According to data that came out on Monday, Thailand’s GDP is at its worst level since the Asian financial crisis started in Thailand in 1977. In other words, the worst GDP Thailand has seen in more than 30 years.

Thailand’s collapsed tourism industry and political problems are part of the cause

Officials point to the collapsed tourism industry, caused by the government of Prayut Chan-o-cha shutting down borders, and leaving them predominantly shut for almost a year.


This effectively banned most of the 40 million tourists that were expected to arrive in Thailand in 2020, before border lockdowns an the subsequent Covid-19 panic set in.

 

Ongoing political protests in Bangkok and elsewhere in the country are also causing an investor lack of confidence in the country

The political upheaval in the country due to students demanding the resignation of General Prayut, along with political and monarchy reform has also damaged the country’s economy.

After all, when investors are considering investing in Thailand, a politically unstable country that could swing back into a military coup at any time is not often a place they will trust with their cash.

As if things weren’t bad enough, Thai exports too have fallen drastically in the last year due to cheaper products from other Asian countries causing a glut in the market, and struggling economies in Europe and North America stifling demand.

 

Stimulus packages like the recent Rao Chana stimulus have not only been badly administrated, but millions of Thais were not eligible for them

What was Thailand’s GDP contraction in 2020?

The contraction of Thailand’s GDP in 2020 was 6.1 percent. Not as bad as the 7.6 percent decline during the Asian financial crisis, but close.

There is no reason so far, however, to assume Thailand’s 2021 GDP will be any better.

Not with the country’s borders still shut to most international visitors, a vaccination schedule against Covid-19 far behind other countries in the region, and with few tourists willing to sit in mandatory two week quarantine before being allowed to travel freely.

And, while the Thai government has put together several stimulus packages in an effort to boost domestic spending, the money being given to those that even qualified was said by many to be too little too late.

The stimulus amount could also only be spent in small amounts every day via a government app, and at mainly independent vendors. Useless then to anyone who desperately needs money to pay rent, car expenses or household expenses that are more than a couple of hundred baht.

Since Covid-19 cases have begun to increase in the country, with now more than 24,500 registered cases and 87 deaths, travelers that may have bitten the bullet and traveled to Thailand have also decided against it.

When they discover up to 90% of all businesses involved with tourism have closed down in certain areas of the country (Pattaya, Phuket etc), there is no incentive to take a holiday in Thailand in 2021 either.

 

Domestic market is not spurring Thai growth

Thais within Thailand are also spending far less than in a normal year, so the domestic market is not helping Thailand’s GDP improve either.
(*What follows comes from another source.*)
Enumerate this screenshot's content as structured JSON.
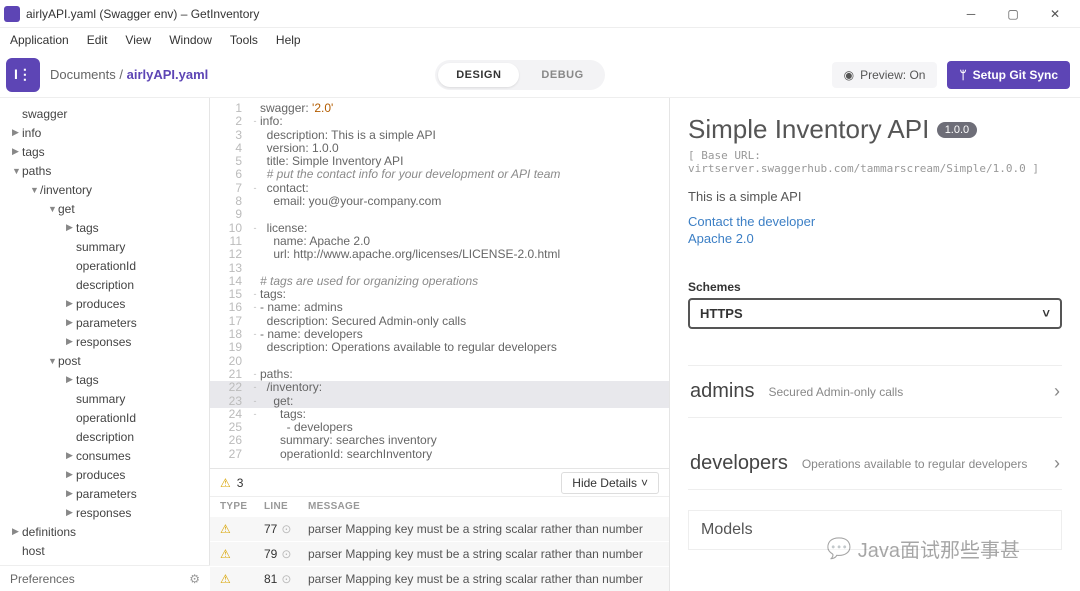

This is largely due to a huge number of Thais already being unemployed, or choosing to deliberately spend less than in previous years just in case they are also laid off soon.

This has damaged the country’s tourism industry even more, and pushed airlines like Thai Airways further down the path towards bankruptcy and potential closure.

Of course, like in many countries, but at even worse levels in Thailand due to the huge disparity between the wealthy/middle class and those who are the working poor, the ones who will suffer the most due to Thailand’s GDP are those poor.

In other words, things do not look good for Thailand’s GDP in 2021 and possibly into 2022. Not unless the government’s response to Covid-19 drastically improves. And soon.